MON, 04/08/2024 - 3:00PM TO 4:00PM

Ling-Jian Meng, Ph.D
Department of Nuclear, Plasma, and Radiological Engineering,
Department of Bioengineering, and
Beckman Institute of Advanced Science and Technology,
The University of Illinois at Urbana-Champaign

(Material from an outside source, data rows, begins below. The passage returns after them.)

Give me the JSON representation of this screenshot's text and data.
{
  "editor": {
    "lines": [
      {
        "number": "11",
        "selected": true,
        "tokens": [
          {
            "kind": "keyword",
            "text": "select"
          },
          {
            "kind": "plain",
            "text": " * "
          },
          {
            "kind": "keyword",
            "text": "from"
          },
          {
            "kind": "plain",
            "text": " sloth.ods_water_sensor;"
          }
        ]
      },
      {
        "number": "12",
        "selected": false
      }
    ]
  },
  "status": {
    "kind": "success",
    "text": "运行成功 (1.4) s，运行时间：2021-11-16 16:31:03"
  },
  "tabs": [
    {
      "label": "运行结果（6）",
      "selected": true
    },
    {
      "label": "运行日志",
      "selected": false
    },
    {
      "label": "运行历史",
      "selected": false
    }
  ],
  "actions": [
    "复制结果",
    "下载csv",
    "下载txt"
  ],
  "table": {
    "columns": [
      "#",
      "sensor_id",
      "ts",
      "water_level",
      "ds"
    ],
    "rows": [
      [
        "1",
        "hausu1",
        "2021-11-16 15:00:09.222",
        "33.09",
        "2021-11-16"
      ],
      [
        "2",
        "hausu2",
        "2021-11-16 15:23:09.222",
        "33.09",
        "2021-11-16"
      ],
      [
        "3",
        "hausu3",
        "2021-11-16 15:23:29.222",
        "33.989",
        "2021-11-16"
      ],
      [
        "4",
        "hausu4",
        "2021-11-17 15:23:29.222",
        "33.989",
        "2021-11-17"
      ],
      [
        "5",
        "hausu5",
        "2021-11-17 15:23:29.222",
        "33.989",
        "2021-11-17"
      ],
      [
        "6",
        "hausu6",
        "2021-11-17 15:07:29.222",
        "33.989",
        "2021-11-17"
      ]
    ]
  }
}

Nuclear Medicine is a critical element of modern medicine and healthcare practice, in which we use imaging instrumentation and radiopharmaceuticals to study physiological processes, and non-invasively diagnose, stage, and treat diseases. While typical diagnostic nuclear medicine modalities, such as positron emission tomography (PET) and single photon emission computed tomography (SPECT), could offer a tremendous sensitivity for detecting molecular changes in deep tissue at physiologically relevant concentrations, their imaging capabilities are confined by the tracer principle, and the mechanically and/or electronically modulated image formation process, and the limitations in the modern detector technologies. Considering that the basic idea of nuclear medicine was first introduced about 100 years ago, it is probably the right time to ask where nuclear medicine would go from here?

In this presentation, we will briefly discuss the current trends in nuclear medicine, such as recent advances in diagnostic imaging instrumentation and emerging radiopharmaceutical therapy (RPT). I will follow up to introduce a cluster of R&D efforts at the University of Illinois, ranging from the development of instrumentation for hyperspectral single photon imaging (HSPI) that could potentially transform diagnostic nuclear medicine from monochromatic to multi-color/multi-functional molecular imaging modalities, the development of ultra-low-dose molecular imaging capability based on spectral-temporal-double-coincidence (STDC) techniques, the application of these techniques for developing alpha-particle radiopharmaceutical therapy (α-RPT), to our recent exploration towards X-ray fluorecesnce emission tomography (XFET) of non-radioactive trace metal deep tissue. Through these projects, we have assembled a coherent taskforce aiming to extend the horizon of nuclear medicine and explore the natural interface between diagnostic nuclear medicine and therapeutic intervention for battling cancer, cardiovascular diseases, and neurodegenerative disorders.


Dr. Meng obtained his Ph.D. degree from the Department of Physics and Astronomy at the University of Southampton, UK, in 2002. From 2002 to 2006, he has been working in the Department of Radiology and the Department of Nuclear Engineering and Radiological Sciences at the University of Michigan, Ann Arbor, as a Postdoc Fellow and then an Assistant Research Professor. Dr. Meng joined the University of Illinois at Urbana-Champaign (UIUC) in 2006 and is currently a Professor in the Department of Nuclear, Plasma, and Radiological Engineering, the Department of Bioengineering, and an affiliated member of the Beckman Institute of Advanced Science and Technology. Dr. Meng is also a Visiting Associate Professor at the Massachusetts General Hospital (MGH), an Associate Editor for leading research journals, such as the IEEE Transaction on Medical Imaging (TMI) and Medical Physics, and a former charter member of the NIH Imaging Technology Development (ITD) study session. Dr. Meng’s research is primarily focused on the development of nuclear imaging techniques for biomedical research through numerous NIH-funded projects. His work has also been supported by DOE, NASA, and NRC for developing advanced radiation detectors and imaging systems for astrophysics, environmental, and security applications.